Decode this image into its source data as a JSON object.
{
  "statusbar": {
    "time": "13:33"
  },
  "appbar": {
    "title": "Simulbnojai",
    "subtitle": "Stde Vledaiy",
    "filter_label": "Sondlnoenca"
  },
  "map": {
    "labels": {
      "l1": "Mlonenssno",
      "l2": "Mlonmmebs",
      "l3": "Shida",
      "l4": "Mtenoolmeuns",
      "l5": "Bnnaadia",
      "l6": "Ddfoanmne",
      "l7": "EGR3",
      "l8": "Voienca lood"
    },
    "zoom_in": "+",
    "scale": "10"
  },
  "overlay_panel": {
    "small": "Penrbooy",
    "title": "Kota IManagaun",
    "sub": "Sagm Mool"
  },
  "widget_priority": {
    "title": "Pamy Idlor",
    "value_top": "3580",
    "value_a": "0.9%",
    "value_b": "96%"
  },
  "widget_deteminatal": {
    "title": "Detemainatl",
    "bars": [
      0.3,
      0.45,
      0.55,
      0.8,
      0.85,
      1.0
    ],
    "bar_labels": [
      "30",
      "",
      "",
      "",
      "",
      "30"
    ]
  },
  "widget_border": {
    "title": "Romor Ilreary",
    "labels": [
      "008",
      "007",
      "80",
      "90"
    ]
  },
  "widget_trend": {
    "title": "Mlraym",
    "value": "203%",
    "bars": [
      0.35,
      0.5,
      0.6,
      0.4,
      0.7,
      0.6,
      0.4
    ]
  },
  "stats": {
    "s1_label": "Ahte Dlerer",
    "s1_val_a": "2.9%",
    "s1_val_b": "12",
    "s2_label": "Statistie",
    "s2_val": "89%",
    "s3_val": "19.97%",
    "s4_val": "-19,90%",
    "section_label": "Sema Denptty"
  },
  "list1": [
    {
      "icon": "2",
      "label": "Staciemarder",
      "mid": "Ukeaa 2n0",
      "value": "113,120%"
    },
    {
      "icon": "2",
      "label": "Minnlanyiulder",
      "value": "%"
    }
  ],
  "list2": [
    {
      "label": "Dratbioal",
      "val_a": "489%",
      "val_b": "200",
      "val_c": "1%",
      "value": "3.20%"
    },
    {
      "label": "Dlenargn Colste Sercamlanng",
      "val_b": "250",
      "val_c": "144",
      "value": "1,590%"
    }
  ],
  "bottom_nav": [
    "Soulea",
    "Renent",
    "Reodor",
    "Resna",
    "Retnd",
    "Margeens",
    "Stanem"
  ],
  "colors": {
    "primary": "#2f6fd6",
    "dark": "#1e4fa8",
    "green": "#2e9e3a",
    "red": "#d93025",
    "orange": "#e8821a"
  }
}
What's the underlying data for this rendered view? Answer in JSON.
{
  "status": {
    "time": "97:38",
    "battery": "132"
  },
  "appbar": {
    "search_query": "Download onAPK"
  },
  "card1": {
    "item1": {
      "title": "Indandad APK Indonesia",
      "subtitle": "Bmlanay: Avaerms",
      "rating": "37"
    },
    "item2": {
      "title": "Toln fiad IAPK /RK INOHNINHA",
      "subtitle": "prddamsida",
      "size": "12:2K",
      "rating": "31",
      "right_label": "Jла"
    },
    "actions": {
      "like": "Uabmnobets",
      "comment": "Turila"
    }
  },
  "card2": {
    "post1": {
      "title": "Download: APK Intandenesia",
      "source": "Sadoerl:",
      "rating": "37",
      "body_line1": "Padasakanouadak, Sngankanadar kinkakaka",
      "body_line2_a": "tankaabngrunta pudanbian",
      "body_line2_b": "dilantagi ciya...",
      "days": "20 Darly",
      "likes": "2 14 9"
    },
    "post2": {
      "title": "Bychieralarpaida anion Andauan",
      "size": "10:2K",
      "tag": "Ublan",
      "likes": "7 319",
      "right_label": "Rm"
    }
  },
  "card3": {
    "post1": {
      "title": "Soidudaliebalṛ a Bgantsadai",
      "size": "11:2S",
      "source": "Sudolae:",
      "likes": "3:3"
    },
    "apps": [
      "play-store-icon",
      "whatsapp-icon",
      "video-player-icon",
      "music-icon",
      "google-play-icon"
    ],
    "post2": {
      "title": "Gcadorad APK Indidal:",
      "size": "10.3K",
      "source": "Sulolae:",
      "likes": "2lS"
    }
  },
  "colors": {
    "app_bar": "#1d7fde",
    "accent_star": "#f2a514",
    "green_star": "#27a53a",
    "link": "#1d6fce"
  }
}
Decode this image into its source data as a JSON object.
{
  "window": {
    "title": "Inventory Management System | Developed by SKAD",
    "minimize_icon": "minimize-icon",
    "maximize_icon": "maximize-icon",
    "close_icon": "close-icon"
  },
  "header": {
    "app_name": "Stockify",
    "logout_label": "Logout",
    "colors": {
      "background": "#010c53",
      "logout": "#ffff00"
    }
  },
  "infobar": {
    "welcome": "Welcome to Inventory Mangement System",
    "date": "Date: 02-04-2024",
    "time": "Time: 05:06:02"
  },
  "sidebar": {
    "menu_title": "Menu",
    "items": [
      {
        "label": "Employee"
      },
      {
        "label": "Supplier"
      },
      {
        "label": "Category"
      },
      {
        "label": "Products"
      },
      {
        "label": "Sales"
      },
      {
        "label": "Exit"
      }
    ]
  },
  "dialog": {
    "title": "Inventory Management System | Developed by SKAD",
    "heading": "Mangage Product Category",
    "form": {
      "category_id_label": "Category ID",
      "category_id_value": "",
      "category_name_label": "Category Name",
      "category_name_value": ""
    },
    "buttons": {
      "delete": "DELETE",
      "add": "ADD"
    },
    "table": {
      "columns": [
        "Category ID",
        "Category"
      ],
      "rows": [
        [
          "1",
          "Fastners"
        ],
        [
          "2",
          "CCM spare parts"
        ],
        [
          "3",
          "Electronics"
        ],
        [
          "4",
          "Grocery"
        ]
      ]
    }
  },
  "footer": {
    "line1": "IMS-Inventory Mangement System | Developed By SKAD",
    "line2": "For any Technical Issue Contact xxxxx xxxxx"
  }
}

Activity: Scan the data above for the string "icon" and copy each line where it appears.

Response box:
      "icon": "2",
      "icon": "2",
      "play-store-icon",
      "whatsapp-icon",
      "video-player-icon",
      "music-icon",
      "google-play-icon"
    "minimize_icon": "minimize-icon",
    "maximize_icon": "maximize-icon",
    "close_icon": "close-icon"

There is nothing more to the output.